Controversy surrounding Kehinde Wiley’s wildly non-traditional portrait of the Commander-in-Chief broke out within minutes of its unveiling; with industry insiders claiming the artist secretly inserted his trademark technique -concealing images of sperm within his paintings.
Seriously, I’m not making this up. Can’t you see the secret sperm cells? We now know where all of that came from.
The reference to “Killing Whitey” is about this, which is the part of the story getting the most attention:
Two paintings from 2012, depicting the Biblical story of Judith beheading the Assyrian general Holofernes, began making the rounds online on Monday. In Wiley’s rendering, Judith is depicted as a black woman and Holofernes as a white woman.
Fans of the Obama portrait will recognize Wiley’s photo-realistic human figures, distinct colors and prominent use of floral backgrounds.
“Judith and Holofernes is from Wiley’s most recent body of work and his first series of paintings to feature female subjects,” a 2012 explanation of the work from the North Carolina Museum of Art foundation reads. “Wiley translates this image of a courageous, powerful woman into a contemporary version that resonates with fury and righteousness.”
In a New York Magazine piece also from 2012, Wiley explained that the impetus for the work came from the renditions of the Biblical scene by Renaissance artists Caravaggio and Gentileschi.
The story of Judith beheading Holofernes is the subject of many paintings and sculptures from the Renaissance and Baroque periods. I’m no art critic, but those seem to be in keeping with Wiley’s overall style.
Over the previous two decades, the Los Angeles-raised and New York City-based artist became known for his larger-than-life canvasses showing contemporary African Americans within centuries-old trappings of power and status. Many of his highly sought-after works, which sell for hundreds of thousands of dollars, evoke Old Master paintings.
He’s also become known for his process of basing portraits off photographs of everyday people he meets on city streets around the world. It’s a method he first started using in Harlem, where these amateur models would choose classical images as inspiration for the resulting portraits.
Of course, Hannity and the other right wingers aren’t going to tell their audience about this part of Wiley’s portrait of Obama:
The flora in the portrait represent the stations of Obama’s scattered personal and ancestral past—blue lilies for Kenya; jasmine for Hawaii; chrysanthemums for Chicago—and their momentary intrusions might hint at the ways in which the man was somewhat shrouded by the dazzling story that delivered him into his nation’s arms.
Since stories about these paintings by Wiley are all over right wing media right now, I’d guess that the reason Hannity deleted his is because of some additional ignorance that was on display when he suggests that Obama’s portrait was in stark contrast to his predecessors and provided a montage of previous presidents. All of the paintings except Obama’s are official White House portraits of presidents. The one of our 44th POTUS hasn’t been installed yet. The portraits of the Obamas that were unveiled yesterday are for the Smithsonian National Portrait Gallery, in Washington, D.C. More recent presidents have chosen modern artists for these portraits. For example, here is John Kennedy’s.
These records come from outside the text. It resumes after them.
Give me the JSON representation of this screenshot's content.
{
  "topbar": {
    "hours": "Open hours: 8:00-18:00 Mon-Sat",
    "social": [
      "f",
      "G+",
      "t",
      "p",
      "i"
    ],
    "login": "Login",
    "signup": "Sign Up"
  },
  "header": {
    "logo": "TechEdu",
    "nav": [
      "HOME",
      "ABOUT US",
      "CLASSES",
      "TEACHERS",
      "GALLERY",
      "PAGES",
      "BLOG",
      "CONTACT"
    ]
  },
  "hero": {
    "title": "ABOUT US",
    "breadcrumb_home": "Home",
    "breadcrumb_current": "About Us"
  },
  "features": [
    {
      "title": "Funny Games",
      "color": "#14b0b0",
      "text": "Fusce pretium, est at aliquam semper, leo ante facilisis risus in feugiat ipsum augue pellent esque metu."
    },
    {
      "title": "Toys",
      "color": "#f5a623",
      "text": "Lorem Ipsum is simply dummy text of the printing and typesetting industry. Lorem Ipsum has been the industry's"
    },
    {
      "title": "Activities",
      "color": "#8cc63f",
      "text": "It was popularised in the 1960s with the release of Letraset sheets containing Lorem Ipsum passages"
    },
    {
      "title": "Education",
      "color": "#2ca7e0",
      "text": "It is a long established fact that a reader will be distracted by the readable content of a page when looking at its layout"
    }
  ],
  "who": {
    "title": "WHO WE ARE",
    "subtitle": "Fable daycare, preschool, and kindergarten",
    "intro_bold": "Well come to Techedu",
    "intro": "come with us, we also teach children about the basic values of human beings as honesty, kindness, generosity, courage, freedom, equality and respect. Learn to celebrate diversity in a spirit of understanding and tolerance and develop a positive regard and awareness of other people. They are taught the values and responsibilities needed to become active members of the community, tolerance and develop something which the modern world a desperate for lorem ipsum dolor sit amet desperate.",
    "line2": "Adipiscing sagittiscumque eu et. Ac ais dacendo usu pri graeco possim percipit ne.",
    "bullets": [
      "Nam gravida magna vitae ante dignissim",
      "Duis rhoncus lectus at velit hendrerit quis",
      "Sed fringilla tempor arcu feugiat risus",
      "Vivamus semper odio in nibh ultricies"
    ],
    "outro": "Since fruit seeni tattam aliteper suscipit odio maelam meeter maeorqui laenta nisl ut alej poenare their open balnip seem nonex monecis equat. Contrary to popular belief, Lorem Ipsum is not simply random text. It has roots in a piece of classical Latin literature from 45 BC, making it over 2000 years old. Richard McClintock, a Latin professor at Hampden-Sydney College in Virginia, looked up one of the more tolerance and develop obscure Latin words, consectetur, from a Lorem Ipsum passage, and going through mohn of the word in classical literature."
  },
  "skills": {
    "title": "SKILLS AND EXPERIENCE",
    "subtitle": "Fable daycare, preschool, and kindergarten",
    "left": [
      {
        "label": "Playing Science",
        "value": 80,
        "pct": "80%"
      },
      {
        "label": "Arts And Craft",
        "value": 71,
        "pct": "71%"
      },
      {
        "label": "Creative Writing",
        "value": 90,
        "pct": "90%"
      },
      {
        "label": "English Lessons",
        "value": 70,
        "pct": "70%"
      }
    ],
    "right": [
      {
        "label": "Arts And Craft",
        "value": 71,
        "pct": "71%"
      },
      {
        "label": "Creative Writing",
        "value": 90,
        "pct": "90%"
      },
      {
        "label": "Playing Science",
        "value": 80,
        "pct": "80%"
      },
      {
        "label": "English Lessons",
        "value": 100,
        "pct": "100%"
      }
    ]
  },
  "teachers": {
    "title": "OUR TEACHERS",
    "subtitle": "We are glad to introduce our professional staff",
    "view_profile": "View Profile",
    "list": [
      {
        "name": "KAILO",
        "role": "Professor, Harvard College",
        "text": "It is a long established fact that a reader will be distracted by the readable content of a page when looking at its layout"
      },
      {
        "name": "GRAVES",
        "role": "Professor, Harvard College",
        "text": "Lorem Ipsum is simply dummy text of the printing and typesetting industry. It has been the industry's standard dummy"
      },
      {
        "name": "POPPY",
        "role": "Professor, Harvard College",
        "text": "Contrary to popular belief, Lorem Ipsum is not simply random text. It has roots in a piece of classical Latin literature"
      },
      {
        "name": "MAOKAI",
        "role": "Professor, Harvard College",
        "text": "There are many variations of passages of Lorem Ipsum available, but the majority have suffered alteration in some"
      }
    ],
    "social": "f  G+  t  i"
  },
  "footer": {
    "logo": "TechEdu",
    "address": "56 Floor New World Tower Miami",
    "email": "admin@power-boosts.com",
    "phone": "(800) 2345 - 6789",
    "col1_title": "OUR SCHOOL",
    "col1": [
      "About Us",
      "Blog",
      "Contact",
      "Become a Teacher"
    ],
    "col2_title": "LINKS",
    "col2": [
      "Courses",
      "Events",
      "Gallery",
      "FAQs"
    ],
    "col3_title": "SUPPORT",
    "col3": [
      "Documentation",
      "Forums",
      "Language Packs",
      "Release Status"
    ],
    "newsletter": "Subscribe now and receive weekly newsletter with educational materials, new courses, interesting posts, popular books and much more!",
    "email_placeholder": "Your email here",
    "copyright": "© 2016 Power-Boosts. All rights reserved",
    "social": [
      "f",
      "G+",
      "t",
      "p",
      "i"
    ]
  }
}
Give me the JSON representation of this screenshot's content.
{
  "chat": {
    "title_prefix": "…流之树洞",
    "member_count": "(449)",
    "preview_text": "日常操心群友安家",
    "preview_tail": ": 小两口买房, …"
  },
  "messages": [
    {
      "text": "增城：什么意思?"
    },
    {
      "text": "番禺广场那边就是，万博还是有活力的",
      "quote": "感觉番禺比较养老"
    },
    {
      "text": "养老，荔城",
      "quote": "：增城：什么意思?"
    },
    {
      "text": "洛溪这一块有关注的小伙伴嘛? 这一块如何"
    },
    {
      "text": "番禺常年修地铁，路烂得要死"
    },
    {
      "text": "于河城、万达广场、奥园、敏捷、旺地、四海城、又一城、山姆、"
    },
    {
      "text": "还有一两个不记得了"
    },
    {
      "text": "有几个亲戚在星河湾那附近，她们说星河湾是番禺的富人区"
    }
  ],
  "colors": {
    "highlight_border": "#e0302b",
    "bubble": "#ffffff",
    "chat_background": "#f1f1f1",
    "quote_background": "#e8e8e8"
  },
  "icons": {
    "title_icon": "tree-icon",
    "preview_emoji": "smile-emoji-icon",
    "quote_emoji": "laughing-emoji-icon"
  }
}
While a bit more traditional, George W. Bush’s portrait at the Smithsonian is a lot less formal.
Since deleting these items, Hannity has been completely mum about all of this on Twitter and his website. But I have to admit to a certain amount of schadenfreude at seeing Hannity with his pants down over a lie that even he can’t spin.
UPDATE: Sean Hannity later released a statement about all of this in which he takes no personal responsibility and basically blames his staff:
“Earlier today my web staff posted content that was not reviewed by me before publication. It does not reflect my voice and message and, therefore, I had it taken down.”